Made in 1986 and blending themes from science-fiction and slasher films this is honestly one of my favorite movies. The poster art, the plot and the title are very reminiscent of the young adult book series Fear Street by R. L. Stine.
The Park Place Mall is the cutting edge in security. Patrolled by 3 security robots at night equipped with tasers, lasers and plastic explosives. The entrances are also sealed off by super titanium walls or some such nonsense. Some teenagers who work at a few of the various establishments decide to have an after hours party in the furniture store. Drinking and boning in the showroom beds is the plan. Unfortunately the same night lightning strikes the master computer on the roof causing the robots to malfunction and go on a murderous rampage.
They may be having technical difficulties but the killbots haven’t lost their sense of humor or irony. Uttering, “Thank you. Have a nice day,” every time they kill someone is proof of that.
Linda: “I guess I’m just not used to being chased around a mall in the middle of the night by killer robots.”
Among some of the famous faces in this awesomely bad movie are Kelli Maroney from Night of the Comet and Barbara Crampton. Like her role in Re-Animator Barbara Crampton shows her boobs and has a subsequent breakdown when shit starts to hit the fan. If I was a preteen boy in the ’80s I would’ve had such a huge boner for Babs. Unlike her co-star Suzee Slater, Barbara has nice yabos.

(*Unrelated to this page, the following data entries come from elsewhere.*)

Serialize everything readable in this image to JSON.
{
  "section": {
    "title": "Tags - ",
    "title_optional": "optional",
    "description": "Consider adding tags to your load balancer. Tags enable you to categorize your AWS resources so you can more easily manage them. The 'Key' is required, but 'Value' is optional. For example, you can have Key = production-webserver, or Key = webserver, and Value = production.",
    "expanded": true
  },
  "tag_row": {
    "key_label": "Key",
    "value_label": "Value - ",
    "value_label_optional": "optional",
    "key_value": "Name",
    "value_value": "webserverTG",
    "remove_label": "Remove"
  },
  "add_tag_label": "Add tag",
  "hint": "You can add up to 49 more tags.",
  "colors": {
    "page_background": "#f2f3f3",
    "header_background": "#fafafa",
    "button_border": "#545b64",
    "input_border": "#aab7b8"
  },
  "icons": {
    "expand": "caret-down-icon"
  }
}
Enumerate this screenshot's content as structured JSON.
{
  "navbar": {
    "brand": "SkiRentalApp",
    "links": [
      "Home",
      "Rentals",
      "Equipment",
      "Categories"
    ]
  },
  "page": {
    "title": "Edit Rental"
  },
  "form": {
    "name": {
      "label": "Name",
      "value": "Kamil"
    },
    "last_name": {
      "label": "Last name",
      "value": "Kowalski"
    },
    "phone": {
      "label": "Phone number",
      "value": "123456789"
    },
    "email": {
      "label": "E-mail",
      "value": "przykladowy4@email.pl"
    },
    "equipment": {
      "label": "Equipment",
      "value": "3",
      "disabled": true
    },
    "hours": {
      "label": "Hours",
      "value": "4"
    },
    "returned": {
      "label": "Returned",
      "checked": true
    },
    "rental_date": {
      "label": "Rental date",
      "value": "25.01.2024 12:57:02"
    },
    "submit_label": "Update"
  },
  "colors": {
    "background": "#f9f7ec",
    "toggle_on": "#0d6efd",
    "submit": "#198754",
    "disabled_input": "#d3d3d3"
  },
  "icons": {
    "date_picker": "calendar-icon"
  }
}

Rick: “Let’s go send those fuckers a Rambo-gram.”
One of the first to die is a janitor played by Dick Miller who has been in almost everything and, I fear, is vastly under appreciated. The worst thing in the entire movie has to be the insufferable gum chewing Mike. A walking stereotype who whose final word is “Dude.” Next to go is his equally terrible girlfriend Leslie (the aforementioned Suzee Slater), a living Barbie doll who doesn’t allow cunnilingus.
Ferdy: “What’s that?”
Rick: “Robot blood.”
The formula for this movie seems to be, “You’ll only survive the night if your significant other does.”